An environmental approval has been issued to what will be the country’s largest and most damaging coal mine with key information and limits on groundwater impacts still yet to be understood, according to the Lock the Gate Alliance.
The Lock the Gate Alliance national coordinator, Phil Laird said the draft Environmental Authority (EA) released today left blank the biggest questions facing the mine – the need for strict conditions to protect precious groundwater – to be filled in later by the proponent, controversial Indian mining company, Adani.
Mr Laird said the State Government needed to do its homework on monitoring points, baseline contaminant levels or groundwater level triggers before the EA was given, not after.
“Nearly four years after this mine was first proposed, neither Adani nor the Government has done the work to establish baseline data on groundwater, but Queensland is handing out an approval anyway, with the work to be done sometime in the future and crucial blanks in the approval to be filled in by the proponent,” he said.
“Once the region’s groundwater is depleted it will be too late to then try to fix the problem. The government must stop the problems occurring in the first place and stand up to mining companies that fail to complete basic research into the impacts of their outlandish proposals.”
Adani has admitted that the mine will cause drawdown of groundwater that feeds the Doongmabulla springs, which host numerous threatened and endemic species, and are themselves a listed threatened ecological community. Groundwater draw down by the mine will also reduce flows into the Carmichael River, a tributary of the Belyando, potentially affecting water users downstream.

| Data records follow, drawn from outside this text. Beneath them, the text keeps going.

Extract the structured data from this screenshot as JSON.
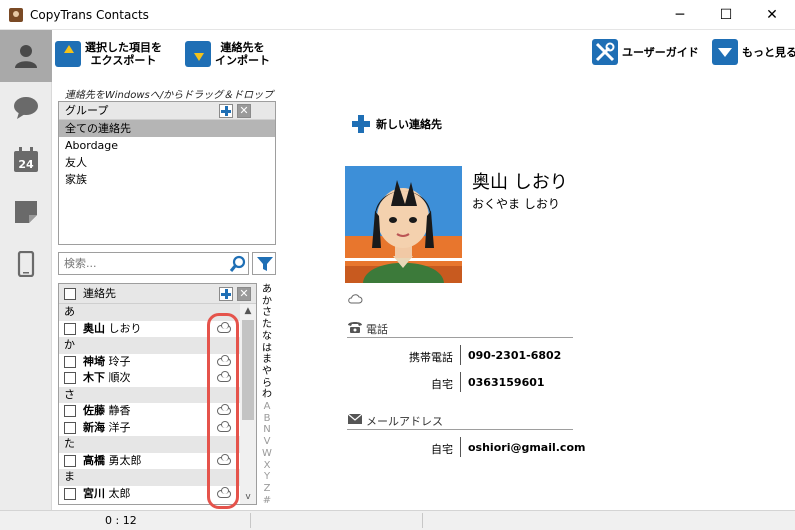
{
  "window": {
    "title": "CopyTrans Contacts",
    "minimize_glyph": "─",
    "maximize_glyph": "☐",
    "close_glyph": "✕"
  },
  "nav": {
    "items": [
      {
        "name": "contacts",
        "icon": "person-icon",
        "active": true
      },
      {
        "name": "messages",
        "icon": "chat-bubble-icon"
      },
      {
        "name": "calendar",
        "icon": "calendar-icon",
        "label": "24"
      },
      {
        "name": "notes",
        "icon": "note-icon"
      },
      {
        "name": "device",
        "icon": "phone-icon"
      }
    ]
  },
  "toolbar": {
    "export_line1": "選択した項目を",
    "export_line2": "エクスポート",
    "import_line1": "連絡先を",
    "import_line2": "インポート",
    "guide_label": "ユーザーガイド",
    "more_label": "もっと見る"
  },
  "hint": "連絡先をWindowsへ/からドラッグ＆ドロップ",
  "groups": {
    "header": "グループ",
    "items": [
      "全ての連絡先",
      "Abordage",
      "友人",
      "家族"
    ],
    "selected_index": 0
  },
  "search": {
    "placeholder": "検索..."
  },
  "contacts_list": {
    "header": "連絡先",
    "rows": [
      {
        "type": "section",
        "label": "あ"
      },
      {
        "type": "contact",
        "bold": "奥山",
        "rest": " しおり"
      },
      {
        "type": "section",
        "label": "か"
      },
      {
        "type": "contact",
        "bold": "神埼",
        "rest": " 玲子"
      },
      {
        "type": "contact",
        "bold": "木下",
        "rest": " 順次"
      },
      {
        "type": "section",
        "label": "さ"
      },
      {
        "type": "contact",
        "bold": "佐藤",
        "rest": " 静香"
      },
      {
        "type": "contact",
        "bold": "新海",
        "rest": " 洋子"
      },
      {
        "type": "section",
        "label": "た"
      },
      {
        "type": "contact",
        "bold": "高橋",
        "rest": " 勇太郎"
      },
      {
        "type": "section",
        "label": "ま"
      },
      {
        "type": "contact",
        "bold": "宮川",
        "rest": " 太郎"
      }
    ],
    "scroll_up": "▲",
    "scroll_down": "v"
  },
  "alpha_index": {
    "kana": [
      "あ",
      "か",
      "さ",
      "た",
      "な",
      "は",
      "ま",
      "や",
      "ら",
      "わ"
    ],
    "latin": [
      "A",
      "B",
      "N",
      "V",
      "W",
      "X",
      "Y",
      "Z",
      "#"
    ]
  },
  "new_contact_label": "新しい連絡先",
  "contact_detail": {
    "name": "奥山 しおり",
    "reading": "おくやま しおり",
    "phone_section": "電話",
    "phones": [
      {
        "label": "携帯電話",
        "value": "090-2301-6802"
      },
      {
        "label": "自宅",
        "value": "0363159601"
      }
    ],
    "email_section": "メールアドレス",
    "emails": [
      {
        "label": "自宅",
        "value": "oshiori@gmail.com"
      }
    ]
  },
  "status": {
    "text": "0 : 12"
  },
  "colors": {
    "accent": "#1f6fb5",
    "highlight": "#e5534b",
    "selected_group": "#b5b5b5",
    "nav_active": "#a9a9a9"
  }
}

“Landholders, communities and the environment cannot survive without healthy groundwater. Handing out this approval without knowledge or control over groundwater impacts is unacceptable,” he said.